From the data, return each line holding the word "swatch".

**** Given data ****

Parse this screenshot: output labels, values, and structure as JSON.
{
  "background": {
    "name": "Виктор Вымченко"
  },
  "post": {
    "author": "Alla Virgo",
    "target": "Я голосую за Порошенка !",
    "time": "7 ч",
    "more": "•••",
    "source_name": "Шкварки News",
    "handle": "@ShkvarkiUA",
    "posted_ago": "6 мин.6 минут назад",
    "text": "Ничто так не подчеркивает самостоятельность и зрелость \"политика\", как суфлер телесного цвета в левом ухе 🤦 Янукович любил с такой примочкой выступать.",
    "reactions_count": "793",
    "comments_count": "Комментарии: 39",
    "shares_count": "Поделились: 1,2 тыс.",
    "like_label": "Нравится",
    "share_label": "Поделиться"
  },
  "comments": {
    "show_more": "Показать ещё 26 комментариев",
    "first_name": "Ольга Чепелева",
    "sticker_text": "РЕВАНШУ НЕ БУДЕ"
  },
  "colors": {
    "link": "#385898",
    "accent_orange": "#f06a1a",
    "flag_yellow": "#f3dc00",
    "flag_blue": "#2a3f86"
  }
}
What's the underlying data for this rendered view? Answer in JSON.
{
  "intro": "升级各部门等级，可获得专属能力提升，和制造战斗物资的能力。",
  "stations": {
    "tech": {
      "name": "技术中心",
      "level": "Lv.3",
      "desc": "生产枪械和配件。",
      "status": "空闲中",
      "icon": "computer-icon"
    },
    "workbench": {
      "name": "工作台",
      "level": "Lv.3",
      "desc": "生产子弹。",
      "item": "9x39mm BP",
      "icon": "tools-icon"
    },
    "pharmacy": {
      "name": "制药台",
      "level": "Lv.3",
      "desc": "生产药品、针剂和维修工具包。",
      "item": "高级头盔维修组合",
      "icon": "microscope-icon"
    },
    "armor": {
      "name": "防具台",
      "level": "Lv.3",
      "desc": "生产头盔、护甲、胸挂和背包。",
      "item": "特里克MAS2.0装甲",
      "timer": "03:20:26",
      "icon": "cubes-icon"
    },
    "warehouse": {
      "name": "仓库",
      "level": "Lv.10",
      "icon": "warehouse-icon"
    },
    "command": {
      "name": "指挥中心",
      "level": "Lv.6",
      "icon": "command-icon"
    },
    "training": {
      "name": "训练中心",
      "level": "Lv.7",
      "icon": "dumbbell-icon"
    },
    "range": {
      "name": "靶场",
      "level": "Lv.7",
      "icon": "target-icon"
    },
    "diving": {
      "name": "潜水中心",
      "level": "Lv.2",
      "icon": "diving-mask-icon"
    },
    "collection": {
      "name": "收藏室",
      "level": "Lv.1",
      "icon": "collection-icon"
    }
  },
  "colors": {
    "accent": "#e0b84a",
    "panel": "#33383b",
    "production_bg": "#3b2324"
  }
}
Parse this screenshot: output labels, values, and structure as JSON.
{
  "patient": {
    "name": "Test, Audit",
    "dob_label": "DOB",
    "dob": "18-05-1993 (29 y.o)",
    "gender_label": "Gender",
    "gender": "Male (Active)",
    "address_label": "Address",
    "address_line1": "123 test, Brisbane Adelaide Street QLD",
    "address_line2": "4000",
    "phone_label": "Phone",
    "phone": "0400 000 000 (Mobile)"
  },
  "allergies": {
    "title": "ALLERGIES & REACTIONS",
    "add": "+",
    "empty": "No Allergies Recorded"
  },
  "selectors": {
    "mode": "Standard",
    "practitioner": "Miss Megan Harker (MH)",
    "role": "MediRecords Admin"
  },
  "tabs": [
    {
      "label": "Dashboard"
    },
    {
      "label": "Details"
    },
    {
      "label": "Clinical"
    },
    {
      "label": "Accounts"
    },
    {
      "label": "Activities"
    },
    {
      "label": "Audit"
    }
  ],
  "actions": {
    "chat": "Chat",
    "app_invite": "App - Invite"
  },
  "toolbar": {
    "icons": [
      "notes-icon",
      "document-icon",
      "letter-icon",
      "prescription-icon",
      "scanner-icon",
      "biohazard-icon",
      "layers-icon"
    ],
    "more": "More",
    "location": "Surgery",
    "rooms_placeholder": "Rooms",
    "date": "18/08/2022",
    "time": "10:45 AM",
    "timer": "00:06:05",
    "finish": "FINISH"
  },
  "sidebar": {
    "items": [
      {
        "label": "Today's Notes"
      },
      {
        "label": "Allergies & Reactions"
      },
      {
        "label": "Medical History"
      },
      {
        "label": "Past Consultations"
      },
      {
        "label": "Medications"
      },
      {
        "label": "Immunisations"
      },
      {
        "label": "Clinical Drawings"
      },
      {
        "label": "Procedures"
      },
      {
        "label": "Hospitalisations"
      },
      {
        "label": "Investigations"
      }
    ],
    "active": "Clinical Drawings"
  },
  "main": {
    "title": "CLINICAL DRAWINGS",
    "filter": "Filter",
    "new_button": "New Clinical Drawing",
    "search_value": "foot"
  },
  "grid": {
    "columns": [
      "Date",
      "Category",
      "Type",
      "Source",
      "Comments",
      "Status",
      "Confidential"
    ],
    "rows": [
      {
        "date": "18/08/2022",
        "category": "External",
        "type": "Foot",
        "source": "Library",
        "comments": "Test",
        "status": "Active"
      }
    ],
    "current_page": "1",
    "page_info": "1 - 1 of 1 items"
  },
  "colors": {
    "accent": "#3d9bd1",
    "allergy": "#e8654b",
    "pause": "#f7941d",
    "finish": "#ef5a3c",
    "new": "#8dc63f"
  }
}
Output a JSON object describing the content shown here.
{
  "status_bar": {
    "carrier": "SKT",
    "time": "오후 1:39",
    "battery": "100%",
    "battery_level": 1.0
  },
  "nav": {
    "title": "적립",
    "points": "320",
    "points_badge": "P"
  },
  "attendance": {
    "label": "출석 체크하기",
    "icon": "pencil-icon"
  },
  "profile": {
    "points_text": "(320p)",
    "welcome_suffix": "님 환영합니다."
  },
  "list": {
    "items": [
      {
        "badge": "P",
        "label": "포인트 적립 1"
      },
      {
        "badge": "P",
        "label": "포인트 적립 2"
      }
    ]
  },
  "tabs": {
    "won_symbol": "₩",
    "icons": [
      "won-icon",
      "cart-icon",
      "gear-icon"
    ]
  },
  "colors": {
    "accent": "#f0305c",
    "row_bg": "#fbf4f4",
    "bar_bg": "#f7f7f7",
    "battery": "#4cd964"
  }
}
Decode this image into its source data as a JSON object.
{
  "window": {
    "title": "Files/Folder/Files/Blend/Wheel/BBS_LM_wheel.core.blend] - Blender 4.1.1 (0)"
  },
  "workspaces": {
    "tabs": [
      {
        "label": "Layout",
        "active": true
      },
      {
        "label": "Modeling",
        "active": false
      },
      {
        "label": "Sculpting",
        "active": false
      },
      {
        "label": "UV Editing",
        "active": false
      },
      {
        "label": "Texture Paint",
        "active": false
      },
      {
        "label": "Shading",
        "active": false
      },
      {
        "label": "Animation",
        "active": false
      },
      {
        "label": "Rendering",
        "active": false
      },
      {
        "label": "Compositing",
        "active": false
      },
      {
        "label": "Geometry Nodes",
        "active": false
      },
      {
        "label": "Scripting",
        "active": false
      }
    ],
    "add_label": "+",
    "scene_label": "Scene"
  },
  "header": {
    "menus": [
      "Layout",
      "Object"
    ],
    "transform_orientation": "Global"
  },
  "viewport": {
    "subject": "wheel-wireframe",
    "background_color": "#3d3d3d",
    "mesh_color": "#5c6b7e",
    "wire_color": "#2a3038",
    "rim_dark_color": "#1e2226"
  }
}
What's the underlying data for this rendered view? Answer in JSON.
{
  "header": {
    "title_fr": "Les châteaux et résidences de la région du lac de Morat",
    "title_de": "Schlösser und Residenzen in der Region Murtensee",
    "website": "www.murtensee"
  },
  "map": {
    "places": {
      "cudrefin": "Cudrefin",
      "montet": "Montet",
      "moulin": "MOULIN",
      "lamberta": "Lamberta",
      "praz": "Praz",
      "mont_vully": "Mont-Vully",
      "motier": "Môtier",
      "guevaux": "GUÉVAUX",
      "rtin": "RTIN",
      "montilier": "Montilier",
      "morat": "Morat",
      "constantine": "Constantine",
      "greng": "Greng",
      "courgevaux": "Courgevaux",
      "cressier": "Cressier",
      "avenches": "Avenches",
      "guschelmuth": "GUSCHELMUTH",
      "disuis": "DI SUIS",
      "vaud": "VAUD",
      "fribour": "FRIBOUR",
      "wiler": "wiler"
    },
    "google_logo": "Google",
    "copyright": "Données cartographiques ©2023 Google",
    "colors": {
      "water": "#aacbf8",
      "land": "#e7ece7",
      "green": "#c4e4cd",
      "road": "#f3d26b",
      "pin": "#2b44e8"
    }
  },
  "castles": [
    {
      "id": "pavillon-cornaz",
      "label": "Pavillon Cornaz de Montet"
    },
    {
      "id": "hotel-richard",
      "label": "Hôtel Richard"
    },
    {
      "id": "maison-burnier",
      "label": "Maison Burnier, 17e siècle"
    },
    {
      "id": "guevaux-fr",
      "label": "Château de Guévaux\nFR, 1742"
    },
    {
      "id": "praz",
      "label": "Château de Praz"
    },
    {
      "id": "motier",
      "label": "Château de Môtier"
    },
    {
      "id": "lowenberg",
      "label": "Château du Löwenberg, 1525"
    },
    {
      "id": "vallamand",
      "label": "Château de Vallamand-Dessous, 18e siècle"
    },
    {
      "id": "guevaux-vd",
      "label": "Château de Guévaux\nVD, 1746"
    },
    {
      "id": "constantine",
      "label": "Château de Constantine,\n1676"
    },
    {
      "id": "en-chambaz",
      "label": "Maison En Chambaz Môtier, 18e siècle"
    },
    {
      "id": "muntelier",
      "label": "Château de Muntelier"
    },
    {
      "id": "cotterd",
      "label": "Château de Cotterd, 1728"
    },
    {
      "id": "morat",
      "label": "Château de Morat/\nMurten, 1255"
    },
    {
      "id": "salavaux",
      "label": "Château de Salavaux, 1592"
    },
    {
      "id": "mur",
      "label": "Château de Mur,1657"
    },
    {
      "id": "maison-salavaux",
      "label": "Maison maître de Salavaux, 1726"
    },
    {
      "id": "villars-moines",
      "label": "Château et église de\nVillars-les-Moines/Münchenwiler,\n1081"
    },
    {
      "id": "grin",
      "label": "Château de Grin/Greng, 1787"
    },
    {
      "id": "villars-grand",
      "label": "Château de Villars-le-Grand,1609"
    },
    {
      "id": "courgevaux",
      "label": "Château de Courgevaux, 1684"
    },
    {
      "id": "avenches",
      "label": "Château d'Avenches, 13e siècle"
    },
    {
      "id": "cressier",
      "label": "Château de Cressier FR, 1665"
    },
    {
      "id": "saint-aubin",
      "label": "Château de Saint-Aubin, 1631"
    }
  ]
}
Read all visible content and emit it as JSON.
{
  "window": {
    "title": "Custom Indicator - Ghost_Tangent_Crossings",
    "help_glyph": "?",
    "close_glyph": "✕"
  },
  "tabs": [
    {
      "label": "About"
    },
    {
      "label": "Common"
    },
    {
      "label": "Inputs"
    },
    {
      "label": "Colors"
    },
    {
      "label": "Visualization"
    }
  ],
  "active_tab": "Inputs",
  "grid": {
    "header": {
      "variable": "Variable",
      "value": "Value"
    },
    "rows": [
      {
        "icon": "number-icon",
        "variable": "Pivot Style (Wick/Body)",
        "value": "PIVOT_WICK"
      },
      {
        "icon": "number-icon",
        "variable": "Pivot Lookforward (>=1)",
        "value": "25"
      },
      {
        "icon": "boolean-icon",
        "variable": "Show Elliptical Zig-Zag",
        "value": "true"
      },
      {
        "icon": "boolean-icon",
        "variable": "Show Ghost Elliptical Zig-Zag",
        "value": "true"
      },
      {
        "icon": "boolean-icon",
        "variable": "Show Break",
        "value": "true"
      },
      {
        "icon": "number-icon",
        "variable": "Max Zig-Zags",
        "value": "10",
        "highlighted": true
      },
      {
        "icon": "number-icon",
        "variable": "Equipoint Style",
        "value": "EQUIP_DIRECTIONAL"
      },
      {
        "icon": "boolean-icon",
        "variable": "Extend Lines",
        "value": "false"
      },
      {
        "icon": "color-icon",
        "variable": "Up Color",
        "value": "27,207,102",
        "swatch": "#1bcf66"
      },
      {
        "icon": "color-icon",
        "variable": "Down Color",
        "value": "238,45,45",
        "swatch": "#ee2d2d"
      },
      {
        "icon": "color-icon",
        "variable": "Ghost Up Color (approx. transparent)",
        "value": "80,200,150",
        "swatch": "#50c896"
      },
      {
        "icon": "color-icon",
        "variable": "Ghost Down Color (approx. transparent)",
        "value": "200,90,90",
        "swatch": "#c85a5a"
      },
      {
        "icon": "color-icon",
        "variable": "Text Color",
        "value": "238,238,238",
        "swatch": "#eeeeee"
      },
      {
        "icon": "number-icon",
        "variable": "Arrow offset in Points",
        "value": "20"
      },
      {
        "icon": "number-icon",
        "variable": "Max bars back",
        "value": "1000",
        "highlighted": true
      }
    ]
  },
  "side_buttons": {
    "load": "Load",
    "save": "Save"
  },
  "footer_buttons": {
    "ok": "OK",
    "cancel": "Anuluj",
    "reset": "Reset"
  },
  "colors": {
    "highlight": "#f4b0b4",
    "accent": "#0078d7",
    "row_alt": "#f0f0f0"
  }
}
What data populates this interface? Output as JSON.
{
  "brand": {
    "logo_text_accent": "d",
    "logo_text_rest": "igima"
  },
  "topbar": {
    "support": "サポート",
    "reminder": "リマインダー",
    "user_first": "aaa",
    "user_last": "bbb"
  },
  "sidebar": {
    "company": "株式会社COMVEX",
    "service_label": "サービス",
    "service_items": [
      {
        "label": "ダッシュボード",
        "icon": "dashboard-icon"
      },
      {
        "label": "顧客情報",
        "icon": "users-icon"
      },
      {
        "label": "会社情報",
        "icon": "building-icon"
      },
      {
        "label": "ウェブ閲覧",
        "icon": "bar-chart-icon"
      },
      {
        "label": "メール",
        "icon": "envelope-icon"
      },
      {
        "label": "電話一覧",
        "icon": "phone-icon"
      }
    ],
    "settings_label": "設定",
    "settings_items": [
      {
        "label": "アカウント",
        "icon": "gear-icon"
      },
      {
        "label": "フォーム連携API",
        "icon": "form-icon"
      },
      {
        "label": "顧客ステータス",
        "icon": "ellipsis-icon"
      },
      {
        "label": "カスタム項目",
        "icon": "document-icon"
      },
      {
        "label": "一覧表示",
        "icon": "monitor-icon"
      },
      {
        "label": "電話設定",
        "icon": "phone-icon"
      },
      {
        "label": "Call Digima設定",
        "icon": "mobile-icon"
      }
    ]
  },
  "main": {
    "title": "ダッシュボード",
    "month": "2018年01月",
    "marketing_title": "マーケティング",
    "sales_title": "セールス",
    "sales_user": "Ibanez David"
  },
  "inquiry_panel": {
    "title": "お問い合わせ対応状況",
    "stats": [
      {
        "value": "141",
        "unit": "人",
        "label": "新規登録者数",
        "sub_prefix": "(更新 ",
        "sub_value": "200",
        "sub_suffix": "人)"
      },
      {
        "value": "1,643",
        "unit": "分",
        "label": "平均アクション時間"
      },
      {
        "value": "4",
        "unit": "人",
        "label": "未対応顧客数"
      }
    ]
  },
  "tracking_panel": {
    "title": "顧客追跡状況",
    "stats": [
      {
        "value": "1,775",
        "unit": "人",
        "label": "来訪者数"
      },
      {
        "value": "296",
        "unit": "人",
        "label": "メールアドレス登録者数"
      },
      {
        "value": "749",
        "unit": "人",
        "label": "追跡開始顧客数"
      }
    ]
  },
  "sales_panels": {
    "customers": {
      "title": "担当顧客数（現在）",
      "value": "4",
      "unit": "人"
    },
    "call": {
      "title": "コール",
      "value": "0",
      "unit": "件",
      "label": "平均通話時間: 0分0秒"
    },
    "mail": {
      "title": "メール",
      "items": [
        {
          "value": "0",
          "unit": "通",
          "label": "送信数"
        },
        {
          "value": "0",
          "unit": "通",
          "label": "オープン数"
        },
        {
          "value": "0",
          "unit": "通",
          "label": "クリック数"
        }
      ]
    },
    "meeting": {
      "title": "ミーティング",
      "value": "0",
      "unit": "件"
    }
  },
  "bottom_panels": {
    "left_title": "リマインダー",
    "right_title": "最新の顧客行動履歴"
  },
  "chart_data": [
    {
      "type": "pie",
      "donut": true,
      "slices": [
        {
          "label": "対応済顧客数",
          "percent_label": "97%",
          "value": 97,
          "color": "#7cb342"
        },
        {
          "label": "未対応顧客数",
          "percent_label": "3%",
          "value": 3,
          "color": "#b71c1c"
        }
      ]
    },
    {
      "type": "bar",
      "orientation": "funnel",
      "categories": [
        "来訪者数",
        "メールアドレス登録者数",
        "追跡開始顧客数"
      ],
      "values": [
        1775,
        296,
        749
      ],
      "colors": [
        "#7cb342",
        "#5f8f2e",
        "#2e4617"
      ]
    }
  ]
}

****

> [Exercise response]:
        "swatch": "#1bcf66"
        "swatch": "#ee2d2d"
        "swatch": "#50c896"
        "swatch": "#c85a5a"
        "swatch": "#eeeeee"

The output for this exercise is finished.